Rufino Tamayo – Dos personajes atacados por perros

Dos personajes atacados por perros, 1983
Mixograph on handmade paper, ed. 18/75
60.5 x 97 inches

A native of Oaxaca in Southern Mexico, Rufino Tamayo’s father was a shoemaker, and his mother a seamstress.  Some accounts state that he was descended from Zapotec Indians, but he was actually ‘mestizo’ – of mixed indigenous/European ancestry.  He began painting at age 11.  Orphaned at the age of 12, Tamayo moved to Mexico City, where he was raised by his maternal aunt who owned a wholesale fruit business.

In 1917, he entered the San Carlos Academy of Fine Arts, but left soon after to pursue independent study.  Four years later, Tamayo was appointed the head designer of the department of ethnographic drawings at the National Museum of Archaeology in Mexico City.  There he was surrounded by pre-Colombian objects, an aesthetic inspiration that would play a pivotal role in his life.  In his own work, Tamayo integrated the forms and tones of pre-Columbian ceramics into his early still lives and portraits of Mexican men and women.

In the early 1920s he also taught art classes in Mexico City’s public schools. Despite his involvement in Mexican history, he did not subscribe to the idea of art as nationalistic propaganda.  Modern Mexican art at that time was dominated by ‘The Three Great Ones’ : Diego Rivera, Jose Clemente Orozco, and David Alfaro Siqueros, but Tamayo began to be noted as someone ‘new’ and different’ for his blending of the aesthetics of post Revolutionary Mexico with the vanguard artists of Europe and the United States.

After the Mexican Revolution, he focused on creating his own identity in his work, expressing what he thought was the traditional Mexico, and refusing to follow the political trends of his contemporary artists.  This caused some to see him as a ‘traitor’ to the political cause, and he felt it difficult to freely express himself in his art.  As a result, he decided to leave Mexico in 1926 and move to New York, along with his friend, the composer Carlos Chavez.  The first exhibition of Tamayo’s work in the United States was held at the Weyhe Gallery, New York, in that same year.  The show was successful, and Tamayo was praised for his ‘authentic’ status as a Mexican of ‘indigenous heritage’, and for his internationally appealing Modernist aesthetic. (Santa Barbara Museum of Art).

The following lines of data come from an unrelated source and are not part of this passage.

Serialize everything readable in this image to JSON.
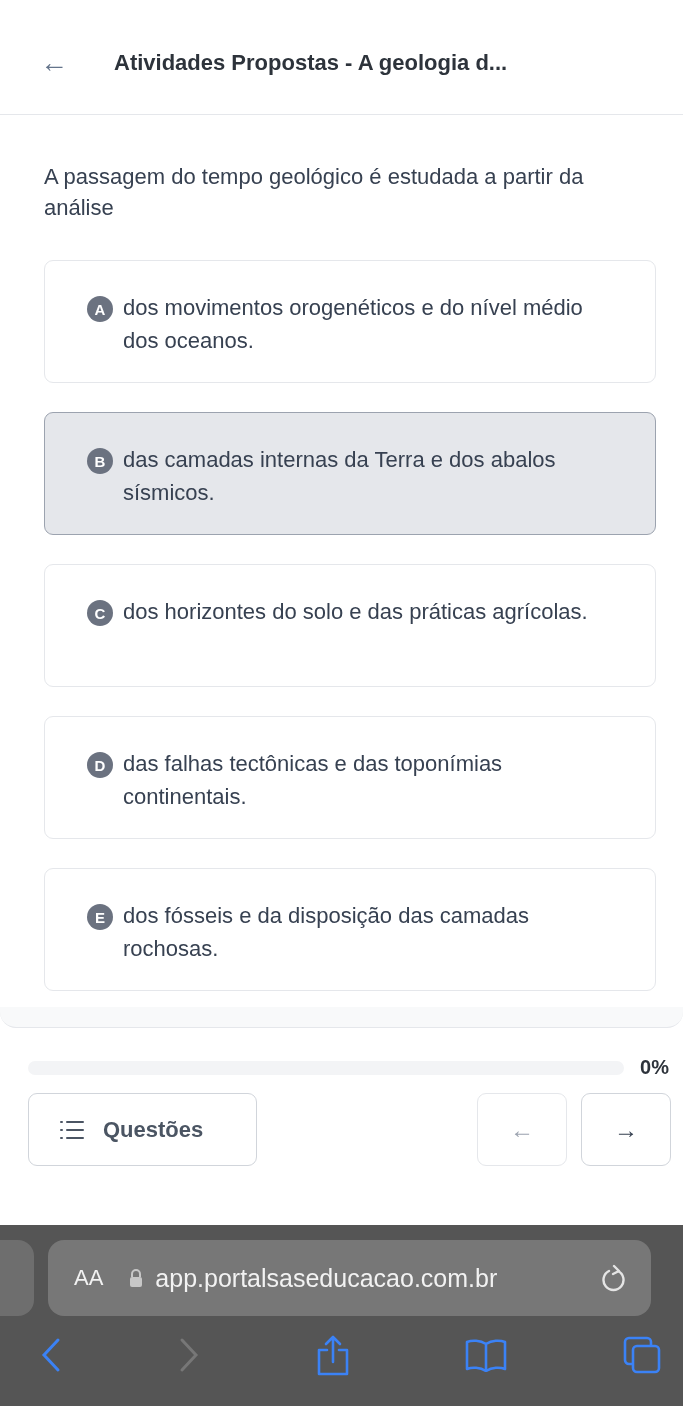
{
  "header": {
    "back": "←",
    "title": "Atividades Propostas - A geologia d..."
  },
  "question": {
    "text": "A passagem do tempo geológico é estudada a partir da análise",
    "options": [
      {
        "letter": "A",
        "text": "dos movimentos orogenéticos e do nível médio dos oceanos.",
        "selected": false
      },
      {
        "letter": "B",
        "text": "das camadas internas da Terra e dos abalos sísmicos.",
        "selected": true
      },
      {
        "letter": "C",
        "text": "dos horizontes do solo e das práticas agrícolas.",
        "selected": false
      },
      {
        "letter": "D",
        "text": "das falhas tectônicas e das toponímias continentais.",
        "selected": false
      },
      {
        "letter": "E",
        "text": "dos fósseis e da disposição das camadas rochosas.",
        "selected": false
      }
    ]
  },
  "progress": {
    "level": 0,
    "reading": "0%"
  },
  "nav": {
    "questions_button": "Questões",
    "prev": "←",
    "next": "→",
    "prev_disabled": true
  },
  "browser": {
    "text_size": "AA",
    "url": "app.portalsaseducacao.com.br"
  }
}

Throughout the late thirties and early forties New York’s Valentine Gallery gave him shows.  For nine years, beginning in 1938, he taught at the Dalton School in New York.

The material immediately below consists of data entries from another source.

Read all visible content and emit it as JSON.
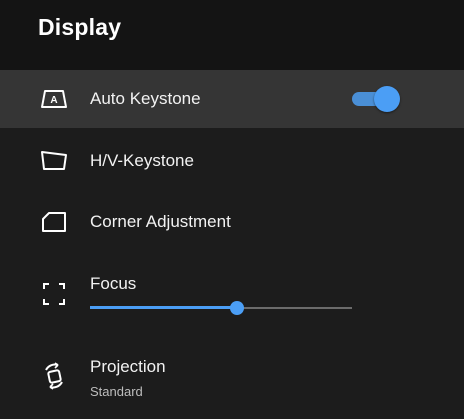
{
  "header": {
    "title": "Display"
  },
  "items": [
    {
      "label": "Auto Keystone",
      "icon": "auto-keystone-icon",
      "selected": true,
      "toggle_on": true
    },
    {
      "label": "H/V-Keystone",
      "icon": "hv-keystone-icon"
    },
    {
      "label": "Corner Adjustment",
      "icon": "corner-adjustment-icon"
    },
    {
      "label": "Focus",
      "icon": "focus-icon",
      "slider_value": 0.56
    },
    {
      "label": "Projection",
      "value": "Standard",
      "icon": "projection-icon"
    }
  ],
  "colors": {
    "accent": "#4b9ef5",
    "background": "#1c1c1c",
    "header_background": "#141414",
    "selected_row": "#353535"
  }
}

In 1929, some health problems led him to return to Mexico for treatment.  While there he took a series of teaching jobs.  During this period he became romantically involved with the artist Maria Izquierdo, with whom he lived and worked for several years.  In 1933 he completed his first successful mural commission, a series of wall paintings for the Escuela Nacional de Musica (National School of Music).  While working on this project, he met Olga Flores Rivas, a piano student at the school.  Soon he separated from Izquierdo, and began a romance with Olga. The two were married in 1934.  Although Olga was talented and had a budding performance career, she abandoned her musical pursuits to devote herself to promoting Tamayo’s work.  She was a lifelong muse to the artist, and over his seventy year career, he drew and painted many portraits of her.